Cass Gilbert [he was chosen as the architect because he had designed the St. Louis Art Museum for the vaunted 1904 World’s Fair, and, by the way, the U.S. Supreme Court building] also incorporated into the building many decorative details aimed at reminding us of the importance to a civilized society of literature, art and intellectual inquiry. The renovation has retained and polished up details such as the stained glass windows and the names of authors chiseled into the walls. The 21st century renovators have added their own literary touches, too, including an outdoor infinity fountain with famous literary quotations that shimmer under the glassy water’s surface. In the fiction section of the library, the first sentences of well-loved books are embossed on the ceiling in huge letters, as if to remind us of the pleasure of starting a book and wondering where it will go.
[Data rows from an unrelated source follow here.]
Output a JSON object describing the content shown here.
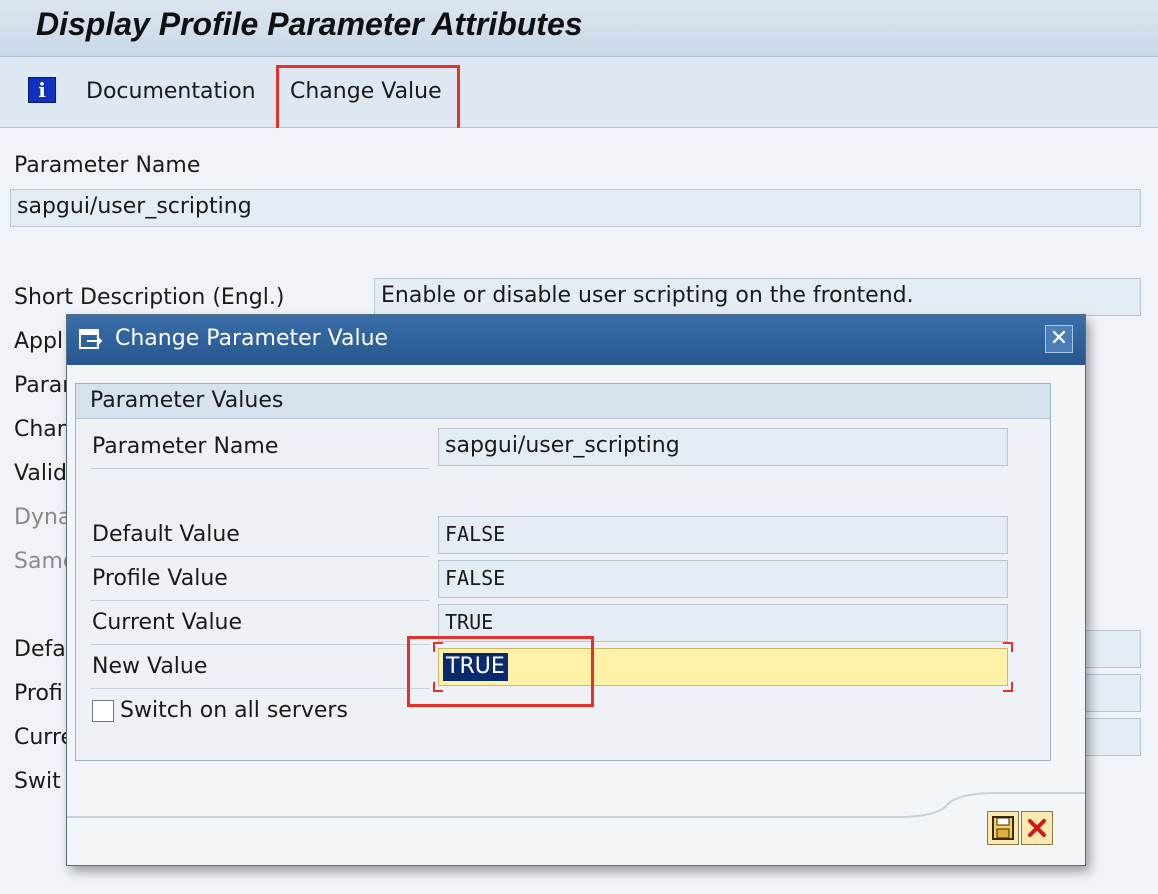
{
  "window": {
    "title": "Display Profile Parameter Attributes"
  },
  "toolbar": {
    "info_icon_glyph": "i",
    "documentation_label": "Documentation",
    "change_value_label": "Change Value"
  },
  "background_form": {
    "parameter_name_label": "Parameter Name",
    "parameter_name_value": "sapgui/user_scripting",
    "short_description_label": "Short Description (Engl.)",
    "short_description_value": "Enable or disable user scripting on the frontend.",
    "partial_labels": [
      "Appl",
      "Parar",
      "Chan",
      "Valid",
      "Dyna",
      "Same",
      "Defa",
      "Profi",
      "Curre",
      "Swit"
    ]
  },
  "dialog": {
    "title": "Change Parameter Value",
    "group_title": "Parameter Values",
    "parameter_name_label": "Parameter Name",
    "parameter_name_value": "sapgui/user_scripting",
    "default_value_label": "Default Value",
    "default_value": "FALSE",
    "profile_value_label": "Profile Value",
    "profile_value": "FALSE",
    "current_value_label": "Current Value",
    "current_value": "TRUE",
    "new_value_label": "New Value",
    "new_value": "TRUE",
    "switch_all_servers_label": "Switch on all servers",
    "switch_all_servers_checked": false,
    "close_glyph": "✕"
  },
  "colors": {
    "highlight": "#e8302a",
    "dialog_title_bg": "#26578f",
    "new_value_bg": "#fff1a8",
    "selection_bg": "#0a2a70"
  },
  "icons": [
    "info-icon",
    "change-dialog-icon",
    "close-icon",
    "save-icon",
    "cancel-icon"
  ]
}
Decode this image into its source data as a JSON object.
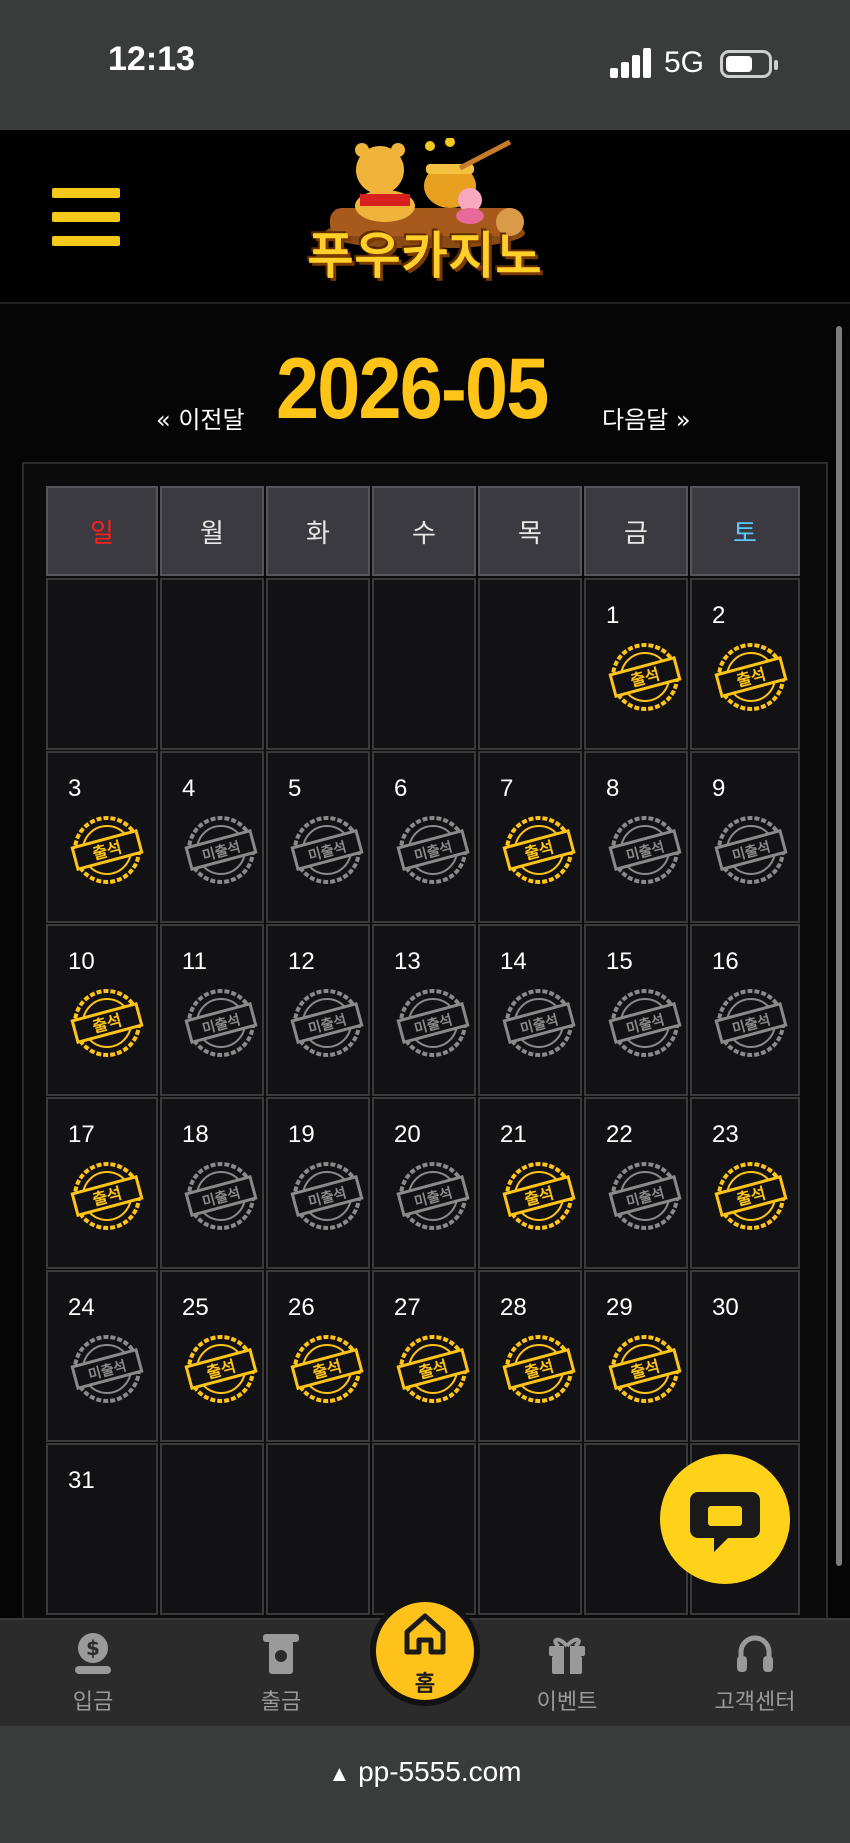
{
  "status": {
    "time": "12:13",
    "network": "5G"
  },
  "header": {
    "logo_text": "푸우카지노"
  },
  "month_nav": {
    "prev_label": "« 이전달",
    "title": "2026-05",
    "next_label": "다음달 »"
  },
  "calendar": {
    "weekdays": [
      "일",
      "월",
      "화",
      "수",
      "목",
      "금",
      "토"
    ],
    "stamp_attended": "출석",
    "stamp_absent": "미출석",
    "weeks": [
      [
        {
          "d": ""
        },
        {
          "d": ""
        },
        {
          "d": ""
        },
        {
          "d": ""
        },
        {
          "d": ""
        },
        {
          "d": "1",
          "s": "att"
        },
        {
          "d": "2",
          "s": "att"
        }
      ],
      [
        {
          "d": "3",
          "s": "att"
        },
        {
          "d": "4",
          "s": "abs"
        },
        {
          "d": "5",
          "s": "abs"
        },
        {
          "d": "6",
          "s": "abs"
        },
        {
          "d": "7",
          "s": "att"
        },
        {
          "d": "8",
          "s": "abs"
        },
        {
          "d": "9",
          "s": "abs"
        }
      ],
      [
        {
          "d": "10",
          "s": "att"
        },
        {
          "d": "11",
          "s": "abs"
        },
        {
          "d": "12",
          "s": "abs"
        },
        {
          "d": "13",
          "s": "abs"
        },
        {
          "d": "14",
          "s": "abs"
        },
        {
          "d": "15",
          "s": "abs"
        },
        {
          "d": "16",
          "s": "abs"
        }
      ],
      [
        {
          "d": "17",
          "s": "att"
        },
        {
          "d": "18",
          "s": "abs"
        },
        {
          "d": "19",
          "s": "abs"
        },
        {
          "d": "20",
          "s": "abs"
        },
        {
          "d": "21",
          "s": "att"
        },
        {
          "d": "22",
          "s": "abs"
        },
        {
          "d": "23",
          "s": "att"
        }
      ],
      [
        {
          "d": "24",
          "s": "abs"
        },
        {
          "d": "25",
          "s": "att"
        },
        {
          "d": "26",
          "s": "att"
        },
        {
          "d": "27",
          "s": "att"
        },
        {
          "d": "28",
          "s": "att"
        },
        {
          "d": "29",
          "s": "att"
        },
        {
          "d": "30"
        }
      ],
      [
        {
          "d": "31"
        },
        {
          "d": ""
        },
        {
          "d": ""
        },
        {
          "d": ""
        },
        {
          "d": ""
        },
        {
          "d": ""
        },
        {
          "d": ""
        }
      ]
    ]
  },
  "bottom_nav": {
    "items": [
      {
        "label": "입금",
        "icon": "deposit-icon"
      },
      {
        "label": "출금",
        "icon": "withdraw-icon"
      },
      {
        "label": "홈",
        "icon": "home-icon"
      },
      {
        "label": "이벤트",
        "icon": "gift-icon"
      },
      {
        "label": "고객센터",
        "icon": "headset-icon"
      }
    ]
  },
  "browser": {
    "url": "pp-5555.com"
  },
  "colors": {
    "accent": "#ffc417",
    "sunday": "#ff1f1f",
    "saturday": "#58c8ff",
    "absent_stamp": "#8a8a8a"
  }
}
The huge [it takes up a full city block] Beaux Arts-style building has that cathedral-like feel that is meant to inspire you. [I generally am not inspired by that church-y thing; rather I feel that they’re trying to make me feel small and insignificant. But I’ll give the library a pass on that, because it is a building of its time, and because the renovators had the wisdom to leave well enough alone, while improving on things that–in the name of 1950s modernism–had been subjected to some misguided changes–such as the dropped ceilings that have now been eliminated, revealing the original, airy vaulted architecture.]
And speaking of ceilings, some of them are simply amazing. In the large room dedicated to art books, Gilbert recreated a ceiling he saw in Italy in the late 19th century. The library renovators had to remediate some very ill-advised modifications that had been made along the way to accommodate fluorescent [ugh!] lighting fixtures. But they have done a brilliant job of restoration, right down to removing the ugly fluorescents and replacing them with the beautiful chandeliers [rewired with LED] Gilbert installed at the beginning. There are other ceiling and light-fixture marvels in several other of the public spaces–so beautiful that staring at the ceiling–an activity usually reserved for the inattentive or bored–could become a worthy habit.
In a large space dedicated to St. Louis history and books, the library has added a touch of nostalgia that will probably be lost on anyone under 50, but worth noting. In the center of the room stands a large wooden case, filled with small drawers. Medicare-eligible people will recognize it as a card catalog–the erstwhile “search engine” we all learned to use in grade school. But, rather than relegate it to the dust pile, the library has given it a place of prominence and has cleverly populated its 3-by-5-inch drawers with index cards on which are written short notes jotted down over the years by librarians who recorded found tidbits as they ferreted out information for library users. Next time I have an afternoon with nothing to do, I’m going down to the library to slide out a couple of those drawers and flip through the cards, just for fun.
I left the tour feeling awed by the building, and ashamed of myself for not having appreciated it before. And I thought about how lazy Google has made me, and how much knowledge I haven’t tapped into…yet.
But I also felt thankful to the wise people, a century ago, at the height of the Progressive Era, who valued learning and who understood that books and knowledge and the tools of inquiry should be available to everyone–and that these things are essential public assets in any community. In an era when intellectual curiosity is scorned, when learning takes a back seat to test scores, and when cities like Detroit contemplate gutting their cultural heritage, the progressive values that created places like the St. Louis Public Library are worth restoring.